He's been called
America's greatest living tailor. Now, for the first time, Holocaust survivor Martin Greenfield tells his incredible life story.
Taken from his Czechoslovakian home at age fifteen and transported to the Nazi concentration camp at Auschwitz with his family, Greenfield came face to face with
Angel of Death Dr. Joseph Mengele and was divided forever from his parents, sisters, and baby brother.
Greenfield remembers his desperation and fear as a teenager alone in the death camp and how an SS soldier's shirt dramatically altered the course of his life. He learned how to sew; and when he began wearing the shirt under his prisoner uniform, he learned that clothes possess great power and could even help save his life.
This is the story of a man who suffered unimaginable horror and emerged with a dream of success. From sweeping floors at a New York clothing factory to founding America's premier custom suit company, Greenfield built a fashion empire. Now 86 years old and working with his sons, Greenfield has dressed the famous and powerful of D.C. and Hollywood.
On May 1st, 1915, with WWI entering its tenth month, a luxury ocean liner sailed out of New York, bound for Liverpool, carrying a record number of children and infants. (Read more...)
The passengers were surprisingly at ease, even though Germany had declared the seas around Britain to be a war zone. For months, German U-boats had brought terror to the North Atlantic. But the Lusitania was one of the era's great transatlantic
Greyhounds, the fastest liner then in service; and her captain, William Thomas Turner, placed tremendous faith in the gentlemanly strictures of warfare that for a century had kept civilian ships safe from attack.

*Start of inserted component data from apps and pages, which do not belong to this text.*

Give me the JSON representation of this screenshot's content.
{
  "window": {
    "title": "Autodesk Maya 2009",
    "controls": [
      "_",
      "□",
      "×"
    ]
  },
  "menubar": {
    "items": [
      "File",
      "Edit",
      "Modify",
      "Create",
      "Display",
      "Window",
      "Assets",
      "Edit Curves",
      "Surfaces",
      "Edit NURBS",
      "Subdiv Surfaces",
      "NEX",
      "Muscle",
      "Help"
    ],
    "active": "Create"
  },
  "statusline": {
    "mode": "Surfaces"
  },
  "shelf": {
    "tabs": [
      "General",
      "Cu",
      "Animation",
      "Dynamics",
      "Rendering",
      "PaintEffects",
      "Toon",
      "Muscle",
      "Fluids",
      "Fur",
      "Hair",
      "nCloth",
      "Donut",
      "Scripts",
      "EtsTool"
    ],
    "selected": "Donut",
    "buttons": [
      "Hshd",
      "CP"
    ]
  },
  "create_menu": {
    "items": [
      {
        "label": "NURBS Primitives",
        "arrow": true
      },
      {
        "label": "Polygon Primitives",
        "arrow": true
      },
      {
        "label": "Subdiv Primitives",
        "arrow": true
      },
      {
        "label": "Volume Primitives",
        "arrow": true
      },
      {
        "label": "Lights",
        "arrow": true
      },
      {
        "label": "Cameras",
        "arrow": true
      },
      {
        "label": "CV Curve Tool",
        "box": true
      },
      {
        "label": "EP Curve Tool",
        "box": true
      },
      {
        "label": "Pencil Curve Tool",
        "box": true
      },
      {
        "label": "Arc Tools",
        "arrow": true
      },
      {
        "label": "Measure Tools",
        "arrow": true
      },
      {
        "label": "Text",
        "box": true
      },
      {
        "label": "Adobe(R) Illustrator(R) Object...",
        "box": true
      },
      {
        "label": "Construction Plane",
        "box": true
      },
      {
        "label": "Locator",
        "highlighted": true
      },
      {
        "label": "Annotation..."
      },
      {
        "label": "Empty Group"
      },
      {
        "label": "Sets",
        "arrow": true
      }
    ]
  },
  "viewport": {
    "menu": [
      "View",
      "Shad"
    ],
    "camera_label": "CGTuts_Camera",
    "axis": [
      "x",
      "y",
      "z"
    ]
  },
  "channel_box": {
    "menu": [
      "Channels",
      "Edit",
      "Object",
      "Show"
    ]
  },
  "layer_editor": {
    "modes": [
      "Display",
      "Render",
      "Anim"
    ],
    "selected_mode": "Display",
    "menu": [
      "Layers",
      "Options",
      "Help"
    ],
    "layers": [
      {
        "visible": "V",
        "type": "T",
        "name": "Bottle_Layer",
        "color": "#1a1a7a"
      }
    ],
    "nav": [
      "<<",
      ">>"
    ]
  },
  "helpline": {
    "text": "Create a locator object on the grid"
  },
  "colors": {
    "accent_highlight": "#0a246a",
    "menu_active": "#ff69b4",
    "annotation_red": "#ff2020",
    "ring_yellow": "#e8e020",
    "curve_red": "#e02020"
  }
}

Germany, however, was determined to change the rules of the game, and Walther Schwieger, the captain of Unterseeboot-20, was happy to oblige.